Read the records and gather each line that includes "Manage".

════════════════════

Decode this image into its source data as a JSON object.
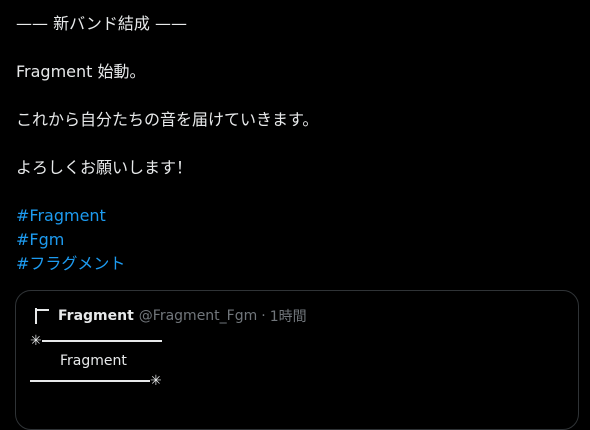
{
  "post": {
    "lines": [
      "—— 新バンド結成 ——",
      "",
      "Fragment 始動。",
      "",
      "これから自分たちの音を届けていきます。",
      "",
      "よろしくお願いします！",
      ""
    ],
    "hashtags": [
      "#Fragment",
      "#Fgm",
      "#フラグメント"
    ]
  },
  "quote": {
    "avatar_icon": "flag-icon",
    "display_name": "Fragment",
    "handle": "@Fragment_Fgm",
    "separator": "·",
    "time": "1時間",
    "deco_star": "✳",
    "text": "Fragment"
  },
  "colors": {
    "background": "#000000",
    "text": "#e7e9ea",
    "link": "#1d9bf0",
    "muted": "#71767b",
    "border": "#2f3336"
  }
}
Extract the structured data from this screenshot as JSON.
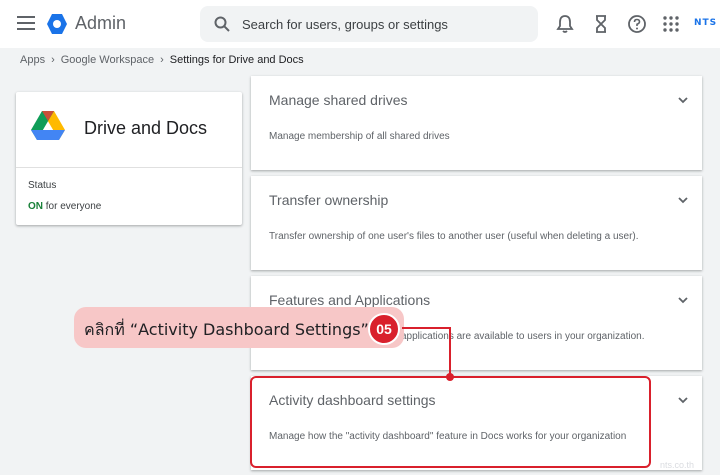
{
  "header": {
    "brand": "Admin",
    "search_placeholder": "Search for users, groups or settings",
    "partner_logo": "NTS"
  },
  "breadcrumb": {
    "items": [
      "Apps",
      "Google Workspace"
    ],
    "current": "Settings for Drive and Docs"
  },
  "app_card": {
    "title": "Drive and Docs",
    "status_label": "Status",
    "status_on": "ON",
    "status_suffix": "for everyone"
  },
  "settings": [
    {
      "title": "Manage shared drives",
      "desc": "Manage membership of all shared drives"
    },
    {
      "title": "Transfer ownership",
      "desc": "Transfer ownership of one user's files to another user (useful when deleting a user)."
    },
    {
      "title": "Features and Applications",
      "desc": "applications are available to users in your organization."
    },
    {
      "title": "Activity dashboard settings",
      "desc": "Manage how the \"activity dashboard\" feature in Docs works for your organization"
    }
  ],
  "callout": {
    "text": "คลิกที่ “Activity Dashboard Settings”",
    "step": "05"
  },
  "watermark": "nts.co.th",
  "colors": {
    "accent": "#d9202c",
    "on": "#188038",
    "brand_blue": "#1a73e8"
  }
}
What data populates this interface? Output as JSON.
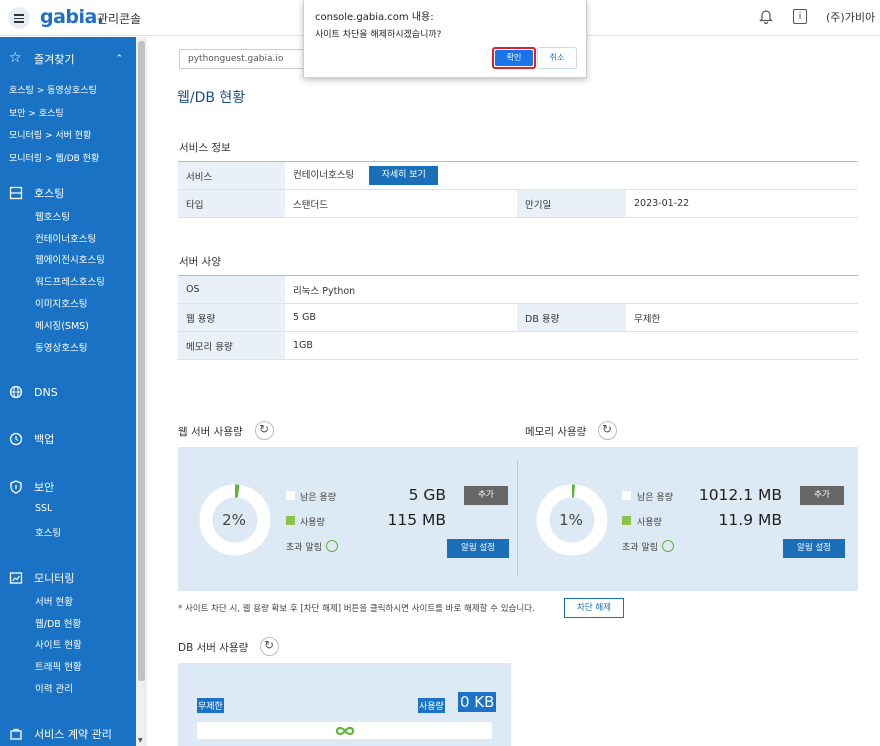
{
  "header": {
    "logo": "gabia.",
    "logo_sub": "관리콘솔",
    "company": "(주)가비아",
    "icons": [
      "menu-icon",
      "bell-icon",
      "info-icon",
      "chevron-down-icon"
    ]
  },
  "alert": {
    "title": "console.gabia.com 내용:",
    "message": "사이트 차단을 해제하시겠습니까?",
    "ok": "확인",
    "cancel": "취소"
  },
  "sidebar": {
    "favorites": "즐겨찾기",
    "fav_links": [
      "호스팅 > 동영상호스팅",
      "보안 > 호스팅",
      "모니터링 > 서버 현황",
      "모니터링 > 웹/DB 현황"
    ],
    "hosting": "호스팅",
    "hosting_items": [
      "웹호스팅",
      "컨테이너호스팅",
      "웹에이전시호스팅",
      "워드프레스호스팅",
      "이미지호스팅",
      "메시징(SMS)",
      "동영상호스팅"
    ],
    "dns": "DNS",
    "backup": "백업",
    "security": "보안",
    "security_items": [
      "SSL",
      "호스팅"
    ],
    "monitoring": "모니터링",
    "monitoring_items": [
      "서버 현황",
      "웹/DB 현황",
      "사이트 현황",
      "트래픽 현황",
      "이력 관리"
    ],
    "contract": "서비스 계약 관리"
  },
  "main": {
    "domain": "pythonguest.gabia.io",
    "page_title": "웹/DB 현황",
    "service_info_title": "서비스 정보",
    "service_label": "서비스",
    "service_value": "컨테이너호스팅",
    "detail_btn": "자세히 보기",
    "type_label": "타입",
    "type_value": "스탠더드",
    "expire_label": "만기일",
    "expire_value": "2023-01-22",
    "spec_title": "서버 사양",
    "os_label": "OS",
    "os_value": "리눅스 Python",
    "web_cap_label": "웹 용량",
    "web_cap_value": "5 GB",
    "db_cap_label": "DB 용량",
    "db_cap_value": "무제한",
    "mem_cap_label": "메모리 용량",
    "mem_cap_value": "1GB",
    "web_usage_title": "웹 서버 사용량",
    "mem_usage_title": "메모리 사용량",
    "web": {
      "percent": "2%",
      "percent_value": 0.02,
      "remain_label": "남은 용량",
      "remain_value": "5 GB",
      "used_label": "사용량",
      "used_value": "115 MB",
      "alarm_label": "초과 알림",
      "add_btn": "추가",
      "alarm_btn": "알림 설정"
    },
    "mem": {
      "percent": "1%",
      "percent_value": 0.01,
      "remain_label": "남은 용량",
      "remain_value": "1012.1 MB",
      "used_label": "사용량",
      "used_value": "11.9 MB",
      "alarm_label": "초과 알림",
      "add_btn": "추가",
      "alarm_btn": "알림 설정"
    },
    "notice": "* 사이트 차단 시, 웹 용량 확보 후 [차단 해제] 버튼을 클릭하시면 사이트를 바로 해제할 수 있습니다.",
    "unblock_btn": "차단 해제",
    "db_usage_title": "DB 서버 사용량",
    "db_unlimited": "무제한",
    "db_used_label": "사용량",
    "db_used_value": "0 KB"
  },
  "colors": {
    "sidebar": "#1a72c4",
    "accent": "#1a6fb8",
    "green": "#5fb43a",
    "panel": "#dde9f5"
  }
}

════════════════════

** Answer section **
      "title": "Manage shared drives",
      "desc": "Manage membership of all shared drives"
      "desc": "Manage how the \"activity dashboard\" feature in Docs works for your organization"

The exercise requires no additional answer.